July 2nd: The Total Solar Eclipse Darkens the Sky over South America [19659006] The first total solar eclipse since the Great American Eclipse of 2017 will take place this July, and the day will be part of the night in South America.

Most of the solar eclipse will take place over the Pacific's unoccupied waters, but it will be visible in part of Chile and Argentina.

In this small area, the Path of the Whole, the Moon will completely block the Sun.The rest of South America may expect a partial eclipse.

  Total Solar Eclipse

A Total Solar Eclipse blocked the Sun in Tennessee on August 21, 2017. (AccuWeather Photo / Brian Lada)

The Next The Total Son eclipse will take place on December 14, 2020, but will also be visible in parts of Chile and Argentina.

Aug. 12-13: Perseids impress summer stargazer

Each year, stargazers mark the Perseid meteor shower on their calendars, which this year on the night of August 12 in the early morning of the 13th August reached its peak. [19659006"DuetoitshighrateandduetoitshighsummerratetheNASAA

Perseids falls just before the full moon, but meteorites associated with the Perseids are usually brighter than meteorites from other meteor showers Almost full moon can still see a lot of shooting stars.

"You do not need special equipment to see the Perseids – just your eyes (note that telescopes or binoculars are not recommended)," NASA said.

November 11: Tracking Mercury over the Face of the Sun

A rare pla The Network Vote will take place on November 11 and will be visible in much of the world, but only for those who which have the appropriate equipment.

Mercury is usually a hard-to-find planet because of its proximity to the Sun, but in November it will pass directly between the Earth and the Sun, appearing as a small black dot on the Sun's surface.

This event, called Transit, is not common.
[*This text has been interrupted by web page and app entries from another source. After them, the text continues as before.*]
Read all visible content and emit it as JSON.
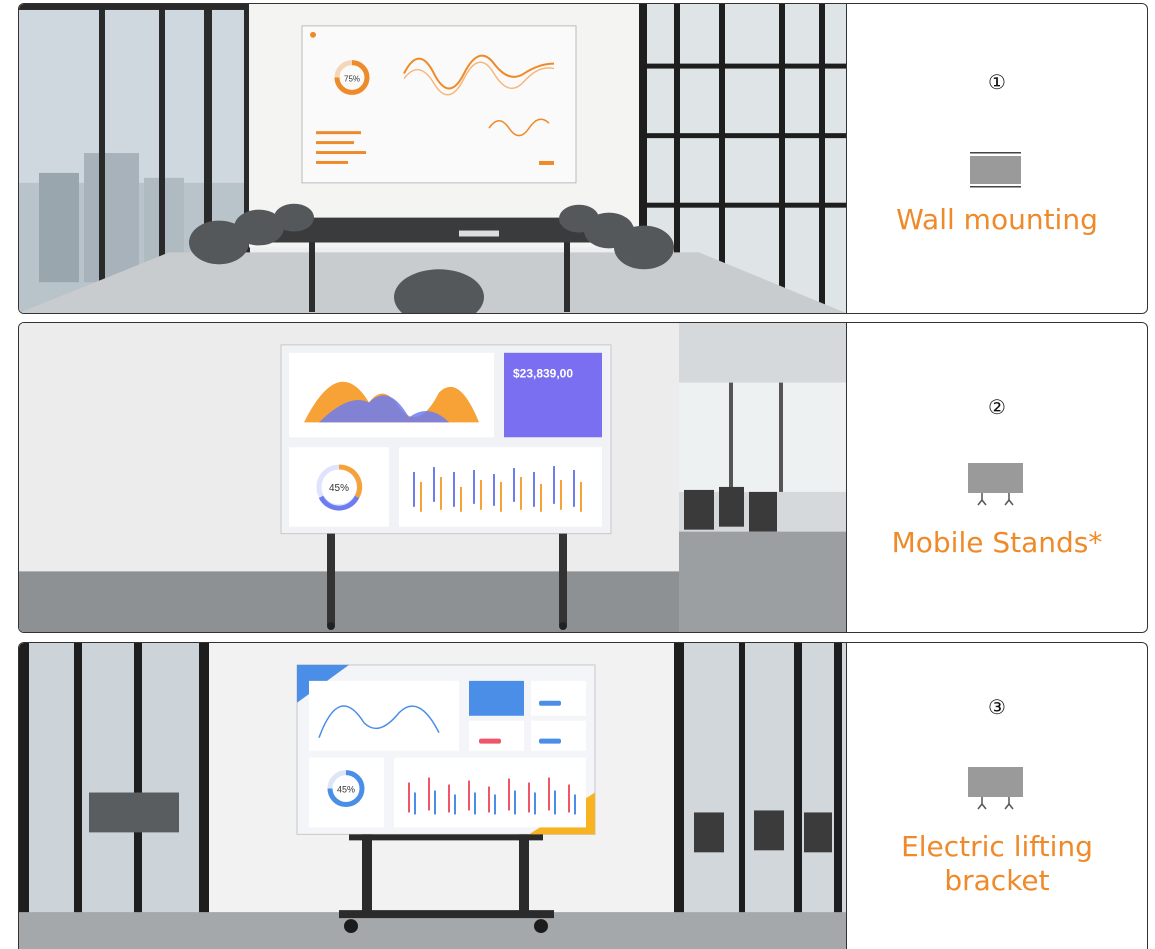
{
  "options": [
    {
      "number": "①",
      "label": "Wall mounting",
      "icon": "wall-mount-icon",
      "screen": {
        "gauge_percent": "75%"
      }
    },
    {
      "number": "②",
      "label": "Mobile Stands*",
      "icon": "mobile-stand-icon",
      "screen": {
        "amount": "$23,839,00",
        "gauge_percent": "45%"
      }
    },
    {
      "number": "③",
      "label_lines": [
        "Electric lifting",
        "bracket"
      ],
      "icon": "lifting-bracket-icon",
      "screen": {
        "gauge_percent": "45%"
      }
    }
  ],
  "colors": {
    "accent": "#ef8a2a",
    "icon_gray": "#9a9a9a",
    "border": "#333333"
  }
}
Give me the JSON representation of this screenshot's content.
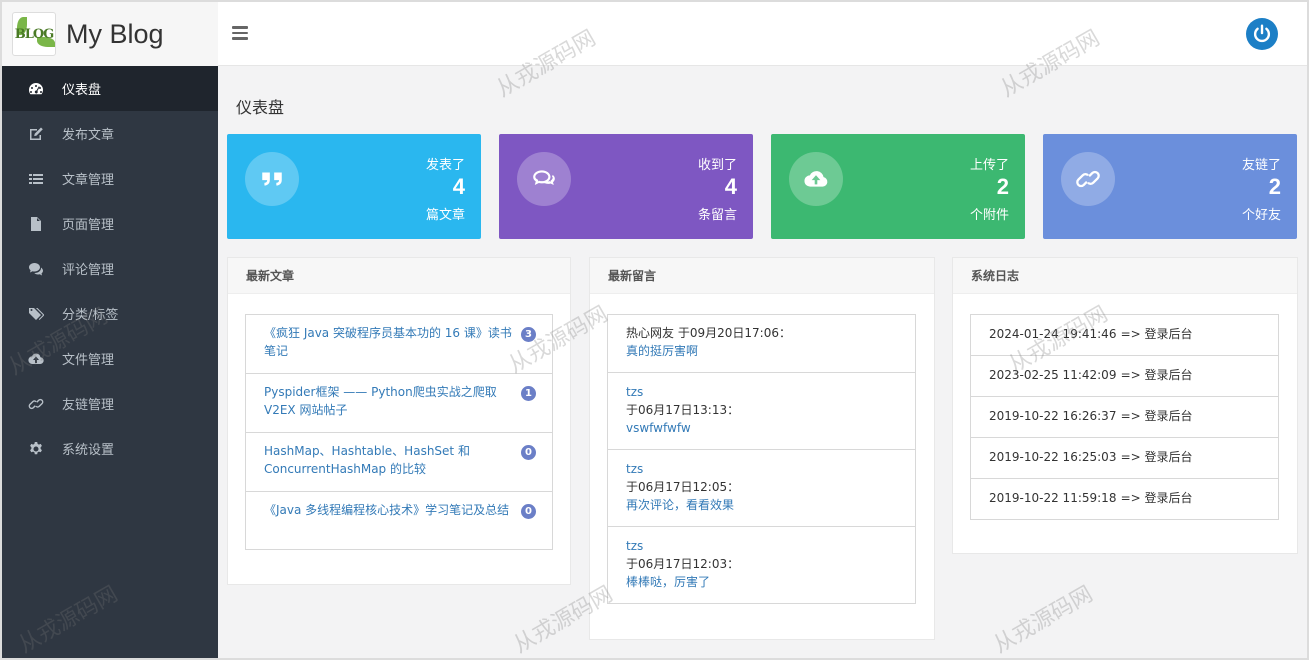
{
  "brand": {
    "logo_text": "BLOG",
    "title": "My Blog"
  },
  "sidebar": {
    "items": [
      {
        "label": "仪表盘",
        "icon": "dashboard-icon",
        "active": true
      },
      {
        "label": "发布文章",
        "icon": "edit-icon"
      },
      {
        "label": "文章管理",
        "icon": "list-icon"
      },
      {
        "label": "页面管理",
        "icon": "file-icon"
      },
      {
        "label": "评论管理",
        "icon": "comments-icon"
      },
      {
        "label": "分类/标签",
        "icon": "tags-icon"
      },
      {
        "label": "文件管理",
        "icon": "cloud-upload-icon"
      },
      {
        "label": "友链管理",
        "icon": "link-icon"
      },
      {
        "label": "系统设置",
        "icon": "gear-icon"
      }
    ]
  },
  "page": {
    "title": "仪表盘"
  },
  "stats": [
    {
      "top": "发表了",
      "count": "4",
      "bottom": "篇文章",
      "color": "#2ab7ef",
      "icon": "quote-icon"
    },
    {
      "top": "收到了",
      "count": "4",
      "bottom": "条留言",
      "color": "#7e57c2",
      "icon": "comments-icon"
    },
    {
      "top": "上传了",
      "count": "2",
      "bottom": "个附件",
      "color": "#3cb871",
      "icon": "cloud-upload-icon"
    },
    {
      "top": "友链了",
      "count": "2",
      "bottom": "个好友",
      "color": "#6b8fdc",
      "icon": "link-icon"
    }
  ],
  "articles": {
    "heading": "最新文章",
    "items": [
      {
        "title": "《疯狂 Java 突破程序员基本功的 16 课》读书笔记",
        "count": "3"
      },
      {
        "title": "Pyspider框架 —— Python爬虫实战之爬取 V2EX 网站帖子",
        "count": "1"
      },
      {
        "title": "HashMap、Hashtable、HashSet 和 ConcurrentHashMap 的比较",
        "count": "0"
      },
      {
        "title": "《Java 多线程编程核心技术》学习笔记及总结",
        "count": "0"
      }
    ]
  },
  "comments": {
    "heading": "最新留言",
    "items": [
      {
        "author": "热心网友",
        "time": "于09月20日17:06：",
        "content": "真的挺厉害啊",
        "inline": true
      },
      {
        "author": "tzs",
        "time": "于06月17日13:13：",
        "content": "vswfwfwfw"
      },
      {
        "author": "tzs",
        "time": "于06月17日12:05：",
        "content": "再次评论，看看效果"
      },
      {
        "author": "tzs",
        "time": "于06月17日12:03：",
        "content": "棒棒哒，厉害了"
      }
    ]
  },
  "logs": {
    "heading": "系统日志",
    "items": [
      {
        "time": "2024-01-24 19:41:46",
        "action": "=> 登录后台"
      },
      {
        "time": "2023-02-25 11:42:09",
        "action": "=> 登录后台"
      },
      {
        "time": "2019-10-22 16:26:37",
        "action": "=> 登录后台"
      },
      {
        "time": "2019-10-22 16:25:03",
        "action": "=> 登录后台"
      },
      {
        "time": "2019-10-22 11:59:18",
        "action": "=> 登录后台"
      }
    ]
  },
  "watermark": "从戎源码网"
}
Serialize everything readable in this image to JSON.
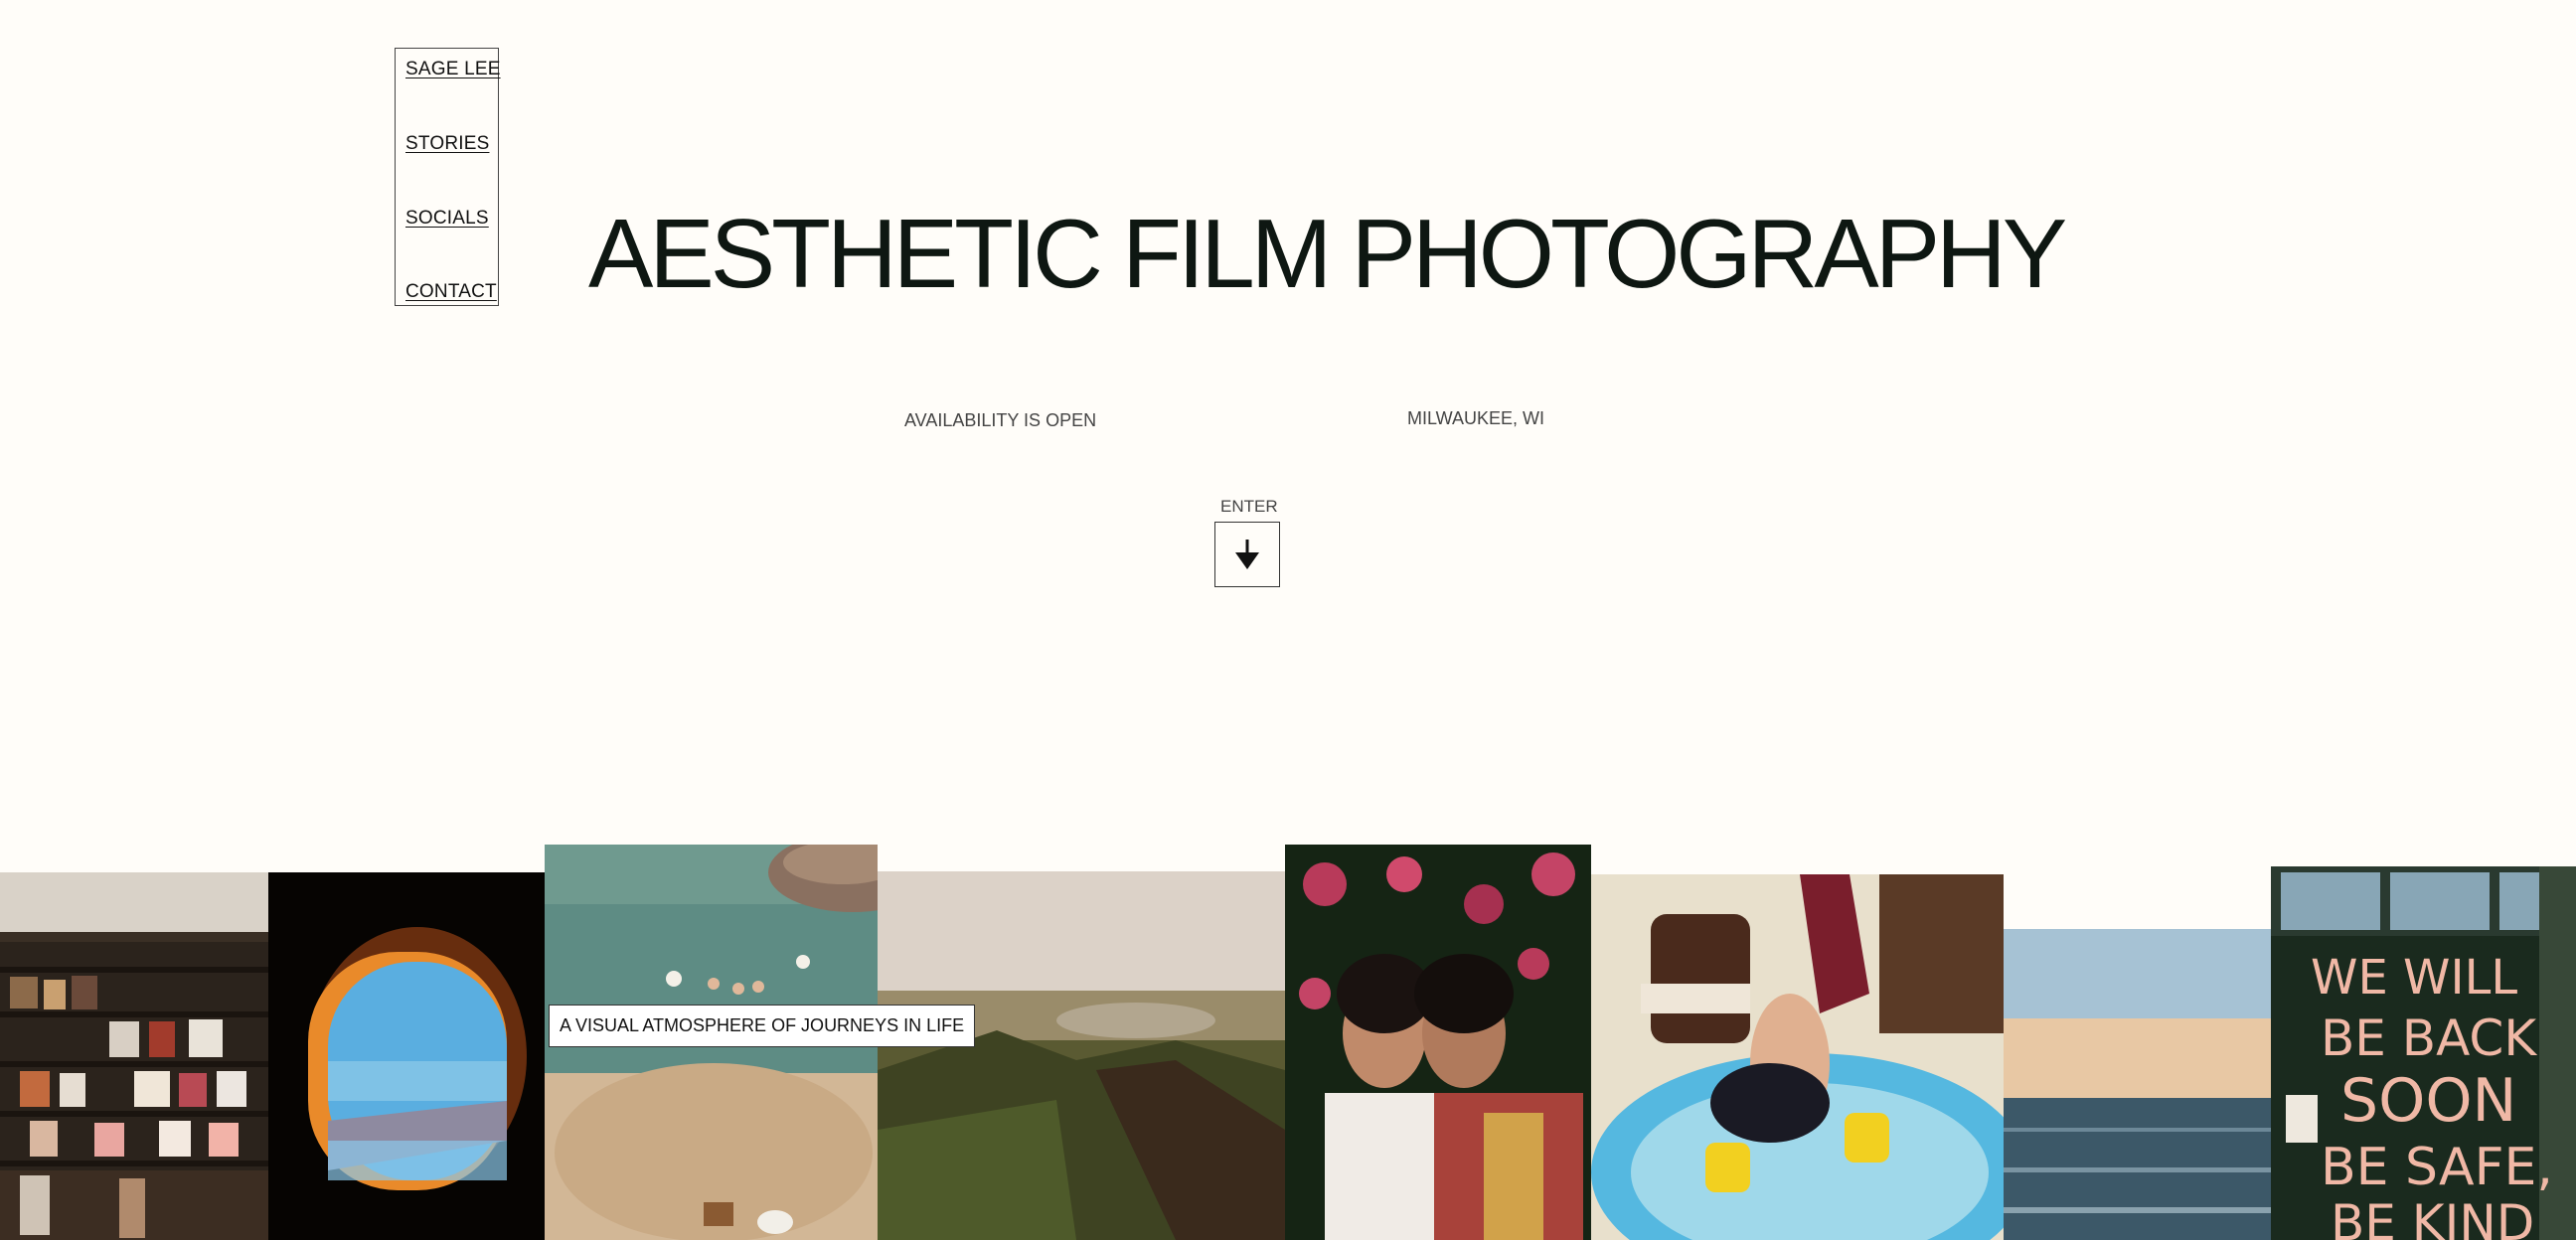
{
  "nav": {
    "items": [
      {
        "label": "SAGE LEE"
      },
      {
        "label": "STORIES"
      },
      {
        "label": "SOCIALS"
      },
      {
        "label": "CONTACT"
      }
    ]
  },
  "hero": {
    "title": "AESTHETIC FILM PHOTOGRAPHY",
    "availability": "AVAILABILITY IS OPEN",
    "location": "MILWAUKEE, WI",
    "enter_label": "ENTER"
  },
  "gallery": {
    "caption": "A VISUAL ATMOSPHERE OF JOURNEYS IN LIFE",
    "graffiti_lines": [
      "WE WILL",
      "BE BACK",
      "SOON",
      "BE SAFE,",
      "BE KIND"
    ]
  },
  "colors": {
    "background": "#fffdf9",
    "text": "#0e1712"
  }
}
Most recently, on May 9, 2016, a passage of mercury took place, which was only repeated on November 13, 2032.

  Mercury Passage

This composite image from observations by NASA and ESA's Solar and Heliospheric Observatory shows the way of Mercury during its transit in November 2006. (Sun and Heliospheric Observatory / NASA / ESA via AP) [19659013] It is extremely important that people use a sunscreen to look at the sun to see this transit, as a view of the sun without proper protection can cause permanent eye damage. 19659006] People with sun filter lenses left over from the Great American Eclipse in 2017 can use them to see this rare event, but only if they have not been damaged.

"If the filters are not scratched, dotted or torn, you can reuse them indefinitely. For some spectacles / spectators, warnings are displayed indicating that you are not looking through for more than 3 minutes and that you should discard them if they are over three years old. Such alerts are outdated and do not apply to Eclipse viewers that conform to the 2015 ISO 12312-2 standard, "NASA said.

Anyone who does not have solar filter glasses can order them online from a list of reputable vendors. Order them weeks or months in advance as they may be difficult to buy as the event gets closer.


Questions or Comments? Send Brian Lada an email to Brian.Lada@accuweather.com and follow him on Twitter!

Report a Typo


Source link